  3. ASSESS the patient’s motivation to attempt smoking cessation. At subsequent prenatal care visits, the clinician should offer quitting advice, evaluation, and motivational assistance.
  4. ASSIST the patient who wants to quit by offering pregnancy-specific, self-help smoking cessation materials, including a direct referral to the smoker’s quit line (1-800-QUIT NOW).
  5. ARRANGE follow-up visits to monitor the progress of the patient’s attempt to quit smoking.

Smoking is a very difficult habit to break. Pregnant women who smoke are faced with additional challenges because many smoking cessation aids should not be used during pregnancy. If you are a mama on bed rest and want help quitting smoking, talk to your obstetrician. Also, try the resources listed in this blog and in the resource section of our website. If you still need help, contact us directly at

Image courtesy of  The Ultimate Quite Smoking Guide-Smoking During pregnancy.

Indications for Bed Rest

September 22nd, 2009

Each year some 700,000 (about one in five) pregnant women will be prescribed bed rest, either modified activity or complete inactivity and confinement to bed. While bed rest has been a part of obstetrics for years, there is still controversy as to whether or not bed rest actually helps or is effective against any of the conditions for which it is prescribed.

Bed rest is commonly prescribed for women who:

  • Have a multiple gestation; twins, triplets or higher order multiples
  • Have an “incompetent cervix”; a cervix that begins to open prior to 37 weeks pregnancy endangering the life of the fetus and/or mother
  • Preterm labor or a history of preterm labor; labor that begins before 37 weeks gestation
  • History of prior miscarriage, still birth (death in utero) or premature birth (prior to 37 weeks gestation)
  • intrauterine growth restriction/retardation (impaired growth)
  • Placenta Previa; The placenta presenting first at the cervical opening
  • Gestational Hypertension; with or without Pre-Eclampsia(toxemia)
  • Gestational Diabetes
  • Vaginal bleeding
  • Too little amniotic fluid (oligoamnios)

While all of these conditions certainly put mama and baby at risk, to date there is no solid evidence that prescribed bed rest is effective at stopping or improving any of these conditions. In fact, studies to date show that prolonged bed rest and inactivity actually cause a worse overall physical condition to pregnant women-even those considered “high risk”. Women on prescribed bed rest may develop muscle weakness, cardiovascular deconditioning, blood clots, fatigue, drops in blood pressure when standing up, backache, bone loss, changes in metabolism, muscle aches, joint pain, difficulty walking (particularly stairs), difficulty concentrating, dizziness, shortness of breath, insomnia, and weight loss.

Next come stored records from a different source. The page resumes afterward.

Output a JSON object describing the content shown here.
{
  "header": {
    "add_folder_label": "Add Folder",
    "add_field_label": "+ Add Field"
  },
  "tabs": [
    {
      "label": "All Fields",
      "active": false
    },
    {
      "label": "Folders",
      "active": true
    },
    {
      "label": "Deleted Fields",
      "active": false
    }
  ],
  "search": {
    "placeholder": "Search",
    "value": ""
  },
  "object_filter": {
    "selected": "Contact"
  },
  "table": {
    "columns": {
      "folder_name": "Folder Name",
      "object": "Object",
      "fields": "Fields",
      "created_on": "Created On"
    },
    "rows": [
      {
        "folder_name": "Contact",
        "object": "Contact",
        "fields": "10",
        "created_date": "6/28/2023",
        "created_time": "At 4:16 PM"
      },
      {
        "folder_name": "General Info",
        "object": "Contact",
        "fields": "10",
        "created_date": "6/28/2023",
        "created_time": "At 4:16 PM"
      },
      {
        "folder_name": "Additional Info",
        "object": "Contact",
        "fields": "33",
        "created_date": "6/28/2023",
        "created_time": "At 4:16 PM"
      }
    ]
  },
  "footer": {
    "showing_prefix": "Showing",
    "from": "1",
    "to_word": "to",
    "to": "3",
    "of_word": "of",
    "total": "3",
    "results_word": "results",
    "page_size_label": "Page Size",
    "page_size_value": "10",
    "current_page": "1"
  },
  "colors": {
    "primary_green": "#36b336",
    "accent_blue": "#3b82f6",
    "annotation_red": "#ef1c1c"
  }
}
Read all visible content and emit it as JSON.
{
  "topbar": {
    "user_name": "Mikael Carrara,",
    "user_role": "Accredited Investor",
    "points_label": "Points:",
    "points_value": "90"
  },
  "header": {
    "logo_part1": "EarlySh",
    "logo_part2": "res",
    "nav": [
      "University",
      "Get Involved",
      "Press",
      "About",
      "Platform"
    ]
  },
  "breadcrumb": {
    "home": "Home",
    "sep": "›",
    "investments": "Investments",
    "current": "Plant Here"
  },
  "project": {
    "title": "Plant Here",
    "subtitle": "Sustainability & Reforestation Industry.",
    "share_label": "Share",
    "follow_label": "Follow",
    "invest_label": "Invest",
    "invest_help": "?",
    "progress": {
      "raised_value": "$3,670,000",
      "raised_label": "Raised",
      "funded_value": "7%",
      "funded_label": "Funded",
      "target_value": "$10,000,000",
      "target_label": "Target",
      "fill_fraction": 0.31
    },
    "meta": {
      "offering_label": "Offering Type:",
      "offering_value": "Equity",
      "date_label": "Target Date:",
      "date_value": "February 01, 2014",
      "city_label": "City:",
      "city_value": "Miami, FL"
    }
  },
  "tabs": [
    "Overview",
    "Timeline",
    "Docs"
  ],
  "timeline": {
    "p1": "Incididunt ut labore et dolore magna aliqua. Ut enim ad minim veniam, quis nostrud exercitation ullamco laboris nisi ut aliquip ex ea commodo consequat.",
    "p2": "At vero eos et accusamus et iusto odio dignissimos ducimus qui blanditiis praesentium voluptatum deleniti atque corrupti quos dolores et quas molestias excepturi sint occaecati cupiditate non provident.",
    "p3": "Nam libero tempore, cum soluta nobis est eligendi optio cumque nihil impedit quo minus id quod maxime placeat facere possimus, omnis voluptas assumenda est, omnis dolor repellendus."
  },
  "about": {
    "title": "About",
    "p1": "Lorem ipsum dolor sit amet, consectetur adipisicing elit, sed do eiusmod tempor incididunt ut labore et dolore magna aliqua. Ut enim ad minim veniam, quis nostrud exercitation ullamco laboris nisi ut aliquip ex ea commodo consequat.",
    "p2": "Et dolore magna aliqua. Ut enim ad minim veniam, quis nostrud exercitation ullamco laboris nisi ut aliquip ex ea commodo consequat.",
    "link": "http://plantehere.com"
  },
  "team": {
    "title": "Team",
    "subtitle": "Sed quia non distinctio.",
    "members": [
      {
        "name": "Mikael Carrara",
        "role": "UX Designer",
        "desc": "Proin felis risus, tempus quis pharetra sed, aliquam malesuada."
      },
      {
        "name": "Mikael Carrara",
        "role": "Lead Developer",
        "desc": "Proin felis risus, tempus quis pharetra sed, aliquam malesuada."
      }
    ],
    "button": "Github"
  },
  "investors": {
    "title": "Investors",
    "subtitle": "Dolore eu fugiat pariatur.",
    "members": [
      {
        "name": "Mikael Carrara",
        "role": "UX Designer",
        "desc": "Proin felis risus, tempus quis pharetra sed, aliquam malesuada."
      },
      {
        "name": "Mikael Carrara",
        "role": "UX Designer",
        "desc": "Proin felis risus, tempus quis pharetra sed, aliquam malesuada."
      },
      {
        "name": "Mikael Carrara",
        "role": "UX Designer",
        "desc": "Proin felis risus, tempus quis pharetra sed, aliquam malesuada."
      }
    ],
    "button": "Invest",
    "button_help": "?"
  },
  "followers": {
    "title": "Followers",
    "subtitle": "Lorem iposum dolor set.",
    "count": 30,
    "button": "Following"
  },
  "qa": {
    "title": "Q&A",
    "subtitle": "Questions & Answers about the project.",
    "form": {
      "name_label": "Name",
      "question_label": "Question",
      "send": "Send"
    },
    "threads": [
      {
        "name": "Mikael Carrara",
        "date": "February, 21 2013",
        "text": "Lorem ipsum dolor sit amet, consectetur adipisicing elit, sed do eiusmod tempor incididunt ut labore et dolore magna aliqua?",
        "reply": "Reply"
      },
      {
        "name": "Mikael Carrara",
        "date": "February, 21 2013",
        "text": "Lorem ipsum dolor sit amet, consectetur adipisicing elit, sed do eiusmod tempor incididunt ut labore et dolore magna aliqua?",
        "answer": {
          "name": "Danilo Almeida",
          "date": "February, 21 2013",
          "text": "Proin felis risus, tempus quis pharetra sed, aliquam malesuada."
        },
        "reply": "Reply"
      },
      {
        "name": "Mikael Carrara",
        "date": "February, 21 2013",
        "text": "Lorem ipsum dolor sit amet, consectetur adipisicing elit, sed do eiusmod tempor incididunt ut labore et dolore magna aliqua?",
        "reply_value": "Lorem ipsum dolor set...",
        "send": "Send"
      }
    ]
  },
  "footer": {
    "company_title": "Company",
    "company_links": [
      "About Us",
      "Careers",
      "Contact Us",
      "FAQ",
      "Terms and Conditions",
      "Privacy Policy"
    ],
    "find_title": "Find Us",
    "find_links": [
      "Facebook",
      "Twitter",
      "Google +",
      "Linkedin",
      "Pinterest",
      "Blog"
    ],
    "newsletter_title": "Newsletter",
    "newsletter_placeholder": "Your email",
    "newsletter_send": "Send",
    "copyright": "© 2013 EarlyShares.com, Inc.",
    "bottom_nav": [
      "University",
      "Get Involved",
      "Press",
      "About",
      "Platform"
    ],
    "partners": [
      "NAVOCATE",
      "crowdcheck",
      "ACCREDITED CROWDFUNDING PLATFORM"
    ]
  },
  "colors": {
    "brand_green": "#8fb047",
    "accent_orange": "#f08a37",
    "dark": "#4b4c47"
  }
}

What has always struck me is the lack of attention to the emotional and psychological effects that prescribed bed rest has on pregnant women. When I have raised this concern to obstetricians their response typically is many of the psychosocial stressors can be dealt with once mother and baby are physically safe.  However, studies have shown that maternal stress and anxiety prenatally can result in significant depression (perhaps leading to post partum depression) as well as mood changes a sense of confinement and loss of control. These psychological stressors can have significant impact on the course of the pregnancy and the health of both mother and baby. Additionally prescribed bed rest affects a pregnant woman’s entire family an can lead to child care problems, strained relationships and financial difficulties.

The next several blog posts will examine the common conditions for which bed rest is prescribed and the “proposed” benefit of bed rest on the condition. We’ll also look at what some research is revealing about bed rest in these situations and how many clinicians are rethinking how and when they prescribe bed rest for their patients.